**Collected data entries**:

*** Begin section ***

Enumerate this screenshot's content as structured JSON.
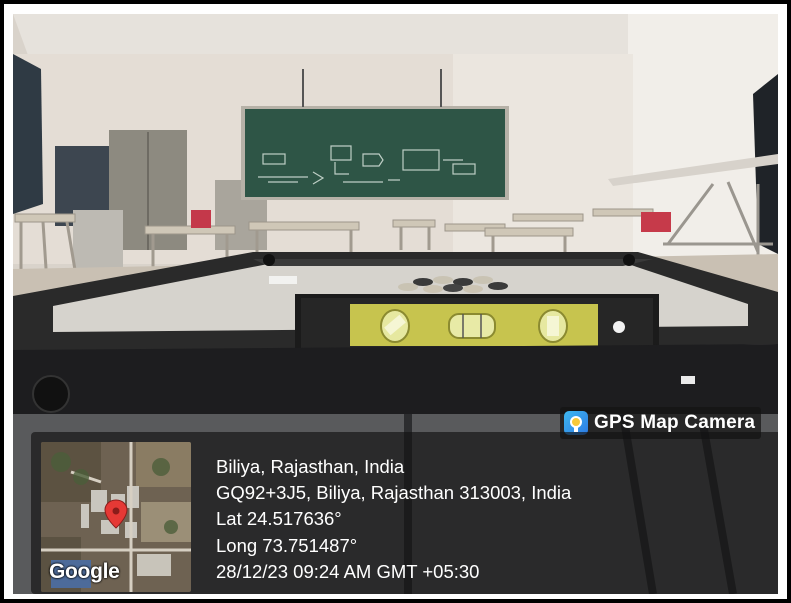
{
  "watermark": {
    "app_name": "GPS Map Camera",
    "app_icon": "gps-map-camera-icon",
    "map_attribution": "Google",
    "location_title": "Biliya, Rajasthan, India",
    "address": "GQ92+3J5, Biliya, Rajasthan 313003, India",
    "latitude": "Lat 24.517636°",
    "longitude": "Long 73.751487°",
    "datetime": "28/12/23 09:24 AM GMT +05:30",
    "colors": {
      "overlay": "#121212",
      "pin": "#e53935",
      "text": "#ffffff"
    }
  }
}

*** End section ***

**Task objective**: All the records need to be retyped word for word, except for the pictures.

**Response area**:
Enumerate this screenshot's content as structured JSON.
{
  "watermark": {
    "app_name": "GPS Map Camera",
    "app_icon": "gps-map-camera-icon",
    "map_attribution": "Google",
    "location_title": "Biliya, Rajasthan, India",
    "address": "GQ92+3J5, Biliya, Rajasthan 313003, India",
    "latitude": "Lat 24.517636°",
    "longitude": "Long 73.751487°",
    "datetime": "28/12/23 09:24 AM GMT +05:30",
    "colors": {
      "overlay": "#121212",
      "pin": "#e53935",
      "text": "#ffffff"
    }
  }
}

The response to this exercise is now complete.